2. Your partnership with the Word Factory Apprentice scheme is relatively recent, how did you get involved with it?
The Word Factory scheme is part of our flagship writer development programme, the Northern Writers’ Awards. The Awards have been helping writers in the north of England to develop their work since 2000. We aim to support as many different types of writing as we can within the resources we have — this includes novels, poetry collections and writing for television through our partnership with Channel 4. The Word Factory award represents the commitment we have to short fiction, one of the most artistically inventive areas of contemporary writing. The partnership with the Word Factory gives us the chance to offer the winner of this award a richly productive programme of developmental support, with mentoring at the centre and access to the Word Factory’s workshops and salons. We massively admire the Word Factory, and Cathy Galvin’s enthusiasm and dedication make her a joy to work with. We’re very proud of the relationship.
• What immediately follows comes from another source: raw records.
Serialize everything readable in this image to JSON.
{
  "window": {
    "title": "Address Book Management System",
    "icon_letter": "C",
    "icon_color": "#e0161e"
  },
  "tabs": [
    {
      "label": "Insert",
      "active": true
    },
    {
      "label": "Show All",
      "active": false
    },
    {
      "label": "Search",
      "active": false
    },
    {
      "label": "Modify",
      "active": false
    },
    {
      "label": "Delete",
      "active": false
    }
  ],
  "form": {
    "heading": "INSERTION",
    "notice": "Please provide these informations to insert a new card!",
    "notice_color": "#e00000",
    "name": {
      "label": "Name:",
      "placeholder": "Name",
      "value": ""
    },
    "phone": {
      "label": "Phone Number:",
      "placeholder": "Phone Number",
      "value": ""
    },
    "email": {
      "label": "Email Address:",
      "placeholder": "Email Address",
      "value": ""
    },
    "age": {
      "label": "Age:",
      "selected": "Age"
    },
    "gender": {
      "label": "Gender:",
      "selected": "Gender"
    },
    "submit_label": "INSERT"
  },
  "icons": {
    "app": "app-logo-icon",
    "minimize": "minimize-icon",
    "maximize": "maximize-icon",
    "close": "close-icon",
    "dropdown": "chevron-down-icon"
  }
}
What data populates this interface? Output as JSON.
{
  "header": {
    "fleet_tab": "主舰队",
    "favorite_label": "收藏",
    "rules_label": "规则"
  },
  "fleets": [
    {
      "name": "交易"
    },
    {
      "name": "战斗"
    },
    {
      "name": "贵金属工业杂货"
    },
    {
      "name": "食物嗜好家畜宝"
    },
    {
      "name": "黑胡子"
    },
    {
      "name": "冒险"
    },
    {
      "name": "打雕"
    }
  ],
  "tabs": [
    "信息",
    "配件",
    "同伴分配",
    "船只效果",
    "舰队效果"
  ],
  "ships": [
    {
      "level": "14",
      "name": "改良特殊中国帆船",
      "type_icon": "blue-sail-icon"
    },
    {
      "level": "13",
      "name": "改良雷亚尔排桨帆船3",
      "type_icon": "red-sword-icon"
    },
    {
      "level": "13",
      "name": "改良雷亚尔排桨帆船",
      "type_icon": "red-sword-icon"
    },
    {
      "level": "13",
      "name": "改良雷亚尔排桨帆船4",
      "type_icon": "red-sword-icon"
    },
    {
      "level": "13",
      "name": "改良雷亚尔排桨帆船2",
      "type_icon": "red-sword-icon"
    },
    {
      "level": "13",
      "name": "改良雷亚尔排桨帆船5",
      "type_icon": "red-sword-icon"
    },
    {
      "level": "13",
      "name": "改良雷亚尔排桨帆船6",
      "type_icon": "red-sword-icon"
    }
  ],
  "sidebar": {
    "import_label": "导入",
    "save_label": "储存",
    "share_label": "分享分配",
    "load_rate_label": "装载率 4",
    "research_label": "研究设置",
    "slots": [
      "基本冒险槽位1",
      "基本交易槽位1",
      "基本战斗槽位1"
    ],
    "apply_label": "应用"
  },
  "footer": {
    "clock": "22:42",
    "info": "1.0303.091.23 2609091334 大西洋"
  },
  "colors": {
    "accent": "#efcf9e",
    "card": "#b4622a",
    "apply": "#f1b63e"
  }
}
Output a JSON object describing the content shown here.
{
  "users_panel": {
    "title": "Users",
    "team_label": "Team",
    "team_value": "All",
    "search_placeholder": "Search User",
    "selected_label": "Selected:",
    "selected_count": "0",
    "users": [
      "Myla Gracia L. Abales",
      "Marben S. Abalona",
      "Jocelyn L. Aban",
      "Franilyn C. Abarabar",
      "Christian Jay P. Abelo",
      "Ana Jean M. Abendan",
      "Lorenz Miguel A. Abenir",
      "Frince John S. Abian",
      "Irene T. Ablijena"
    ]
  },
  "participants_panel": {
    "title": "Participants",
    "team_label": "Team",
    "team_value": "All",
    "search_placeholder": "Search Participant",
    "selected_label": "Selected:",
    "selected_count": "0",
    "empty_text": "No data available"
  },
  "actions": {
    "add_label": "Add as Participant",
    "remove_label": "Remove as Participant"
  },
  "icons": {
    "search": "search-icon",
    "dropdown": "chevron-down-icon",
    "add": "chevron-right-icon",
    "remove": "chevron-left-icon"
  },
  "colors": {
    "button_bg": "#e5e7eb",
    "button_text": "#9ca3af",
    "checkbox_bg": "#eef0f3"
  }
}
3. There’s a big focus in mentoring both in your organisation and in the Apprentice award. In what ways do you feel mentoring benefits new (or even established) writers?
Mentoring is special. Though it has elements in common with editing and teaching, it’s something different from both of those. It tends to be non-hierarchical, genuinely collaborative and bespoke — no two mentoring partnerships are the same. Two people, the mentor and the mentee, work together on a project with a common aim. There are always parameters and goals for any mentoring relationship but within that model there’s flexibility and scope for artistic exploration. Mentoring schemes like the one we run with the Word Factory are amongst the most in-depth, effective and rewarding ways of offering support to writers to create and redraft their work. They can work as well for new writers as for people who have been writing for years  — no matter how widely published you are, there’s always new ground to explore and the guiding hand of a mentor can help you get to where you want to go.

I’m more than delighted that Carys Davies will be the mentor for this year’s Word Factory Northern Apprentice. Carys’s short stories are adventurous and perfectly crafted, and she has a huge amount to offer her mentee.

4. Do you have any advice or tips for writers thinking about applying for the Word Factory Apprentice Award through New Writing North?
My advice would always be to look at the range of awards we offer and select the one that seems right for you and carefully read the eligibility criteria. If you decide to apply for the Word Factory award then choose a story that you feel best showcases how you write. Think not only about the story itself but about the way you tell your story and the authenticity of your voice as a writer. We’re looking forward to reading a multitude of different stories so don’t feel there’s a certain way of writing or type of story we want — there isn’t.

5. There’s been quite a focus in moving away from London-centric writing this year (for example, with the formation of the Northern Fiction Alliance), do you think that New Writing North were trailblazers for this?
The Northern Fiction Alliance is a wonderful way of drawing attention to the many excellent publishers in our region and the writers they nurture and support. Publishers like Comma Press, Peepal Tree, Mayfly and Saraband are innovative and forward thinking, supporting writing that is frequently a step ahead of the mainstream. They’ve been publishing brilliant books for a long time and deserve recognition for their work. It’s also worth drawing attention to poetry publishers like Bloodaxe in Northumberland and Carcanet in Manchester who have led the way for several decades, as well as the many cutting-edge Northern-based small presses. We also work in partnership with many London-based publishers and agents to support writers in our region. Writers have always lived all over the country and it is great that publishers are now working harder to meet those writers outside of their own networks.

6. What future plans are in the pipeline for New Writing North?
There are always new plans in development here! To keep up with what we’re doing, please sign up for our newsletter.

You can apply for the Word Factory Apprentice Award here.